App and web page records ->
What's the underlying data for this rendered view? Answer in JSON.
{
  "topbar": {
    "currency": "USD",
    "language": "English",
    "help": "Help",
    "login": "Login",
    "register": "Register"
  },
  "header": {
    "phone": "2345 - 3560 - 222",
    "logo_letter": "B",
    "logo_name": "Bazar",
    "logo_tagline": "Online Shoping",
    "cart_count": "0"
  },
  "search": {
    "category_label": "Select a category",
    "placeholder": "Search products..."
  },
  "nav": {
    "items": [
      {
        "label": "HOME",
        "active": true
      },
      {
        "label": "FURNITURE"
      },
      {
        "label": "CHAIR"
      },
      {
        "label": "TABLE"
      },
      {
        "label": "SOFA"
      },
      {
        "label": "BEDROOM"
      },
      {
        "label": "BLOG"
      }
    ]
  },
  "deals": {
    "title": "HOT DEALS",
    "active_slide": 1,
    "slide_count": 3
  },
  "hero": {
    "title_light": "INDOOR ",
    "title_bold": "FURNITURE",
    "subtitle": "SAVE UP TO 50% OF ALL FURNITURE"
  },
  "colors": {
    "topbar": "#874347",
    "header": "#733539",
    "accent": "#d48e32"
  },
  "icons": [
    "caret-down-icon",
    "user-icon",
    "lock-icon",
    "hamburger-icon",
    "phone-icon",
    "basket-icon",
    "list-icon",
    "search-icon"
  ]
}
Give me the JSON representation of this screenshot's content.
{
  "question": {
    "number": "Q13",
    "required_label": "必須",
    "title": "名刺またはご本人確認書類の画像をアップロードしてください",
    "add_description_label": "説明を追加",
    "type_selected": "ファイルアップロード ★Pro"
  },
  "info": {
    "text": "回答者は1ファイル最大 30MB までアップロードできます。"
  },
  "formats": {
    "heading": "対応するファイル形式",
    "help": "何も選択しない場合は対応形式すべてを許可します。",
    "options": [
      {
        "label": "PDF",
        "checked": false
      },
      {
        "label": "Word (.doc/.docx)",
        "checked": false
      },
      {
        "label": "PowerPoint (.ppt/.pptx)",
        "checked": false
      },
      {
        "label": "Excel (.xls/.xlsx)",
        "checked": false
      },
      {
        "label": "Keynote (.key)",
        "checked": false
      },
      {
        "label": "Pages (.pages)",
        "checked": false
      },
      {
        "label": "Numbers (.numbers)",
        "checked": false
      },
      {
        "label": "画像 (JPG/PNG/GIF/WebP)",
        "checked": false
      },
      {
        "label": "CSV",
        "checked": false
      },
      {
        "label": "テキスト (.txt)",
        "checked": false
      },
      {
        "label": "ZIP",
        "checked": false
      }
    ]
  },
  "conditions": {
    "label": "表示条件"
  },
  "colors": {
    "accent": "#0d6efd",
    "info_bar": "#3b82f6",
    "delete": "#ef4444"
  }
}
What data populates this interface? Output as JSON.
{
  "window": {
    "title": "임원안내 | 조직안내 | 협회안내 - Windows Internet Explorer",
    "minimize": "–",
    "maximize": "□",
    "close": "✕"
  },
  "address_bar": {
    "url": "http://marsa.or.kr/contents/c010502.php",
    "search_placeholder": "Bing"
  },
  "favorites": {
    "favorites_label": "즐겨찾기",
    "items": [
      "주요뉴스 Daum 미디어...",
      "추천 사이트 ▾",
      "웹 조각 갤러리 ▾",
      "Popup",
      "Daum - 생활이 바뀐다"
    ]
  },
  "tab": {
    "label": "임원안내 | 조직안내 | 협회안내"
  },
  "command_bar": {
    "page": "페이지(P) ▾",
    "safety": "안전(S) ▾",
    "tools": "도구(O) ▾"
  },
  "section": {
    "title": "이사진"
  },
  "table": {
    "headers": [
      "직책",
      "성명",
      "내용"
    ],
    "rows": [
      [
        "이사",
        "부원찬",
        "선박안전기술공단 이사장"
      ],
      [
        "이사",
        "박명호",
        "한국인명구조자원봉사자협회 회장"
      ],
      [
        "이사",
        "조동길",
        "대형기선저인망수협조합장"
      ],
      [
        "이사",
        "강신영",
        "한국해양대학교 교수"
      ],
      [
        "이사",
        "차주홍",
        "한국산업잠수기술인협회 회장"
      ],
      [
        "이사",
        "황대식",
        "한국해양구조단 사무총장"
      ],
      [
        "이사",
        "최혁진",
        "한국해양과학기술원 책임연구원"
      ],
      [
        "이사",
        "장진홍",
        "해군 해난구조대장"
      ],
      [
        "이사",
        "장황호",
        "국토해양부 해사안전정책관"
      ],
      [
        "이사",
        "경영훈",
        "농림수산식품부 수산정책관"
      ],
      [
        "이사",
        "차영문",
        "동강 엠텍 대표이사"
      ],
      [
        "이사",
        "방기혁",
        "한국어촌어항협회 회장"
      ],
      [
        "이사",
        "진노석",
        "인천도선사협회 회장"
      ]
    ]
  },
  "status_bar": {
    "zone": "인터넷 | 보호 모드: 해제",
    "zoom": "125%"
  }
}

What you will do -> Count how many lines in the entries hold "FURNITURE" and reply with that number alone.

Response to the exercise -> 3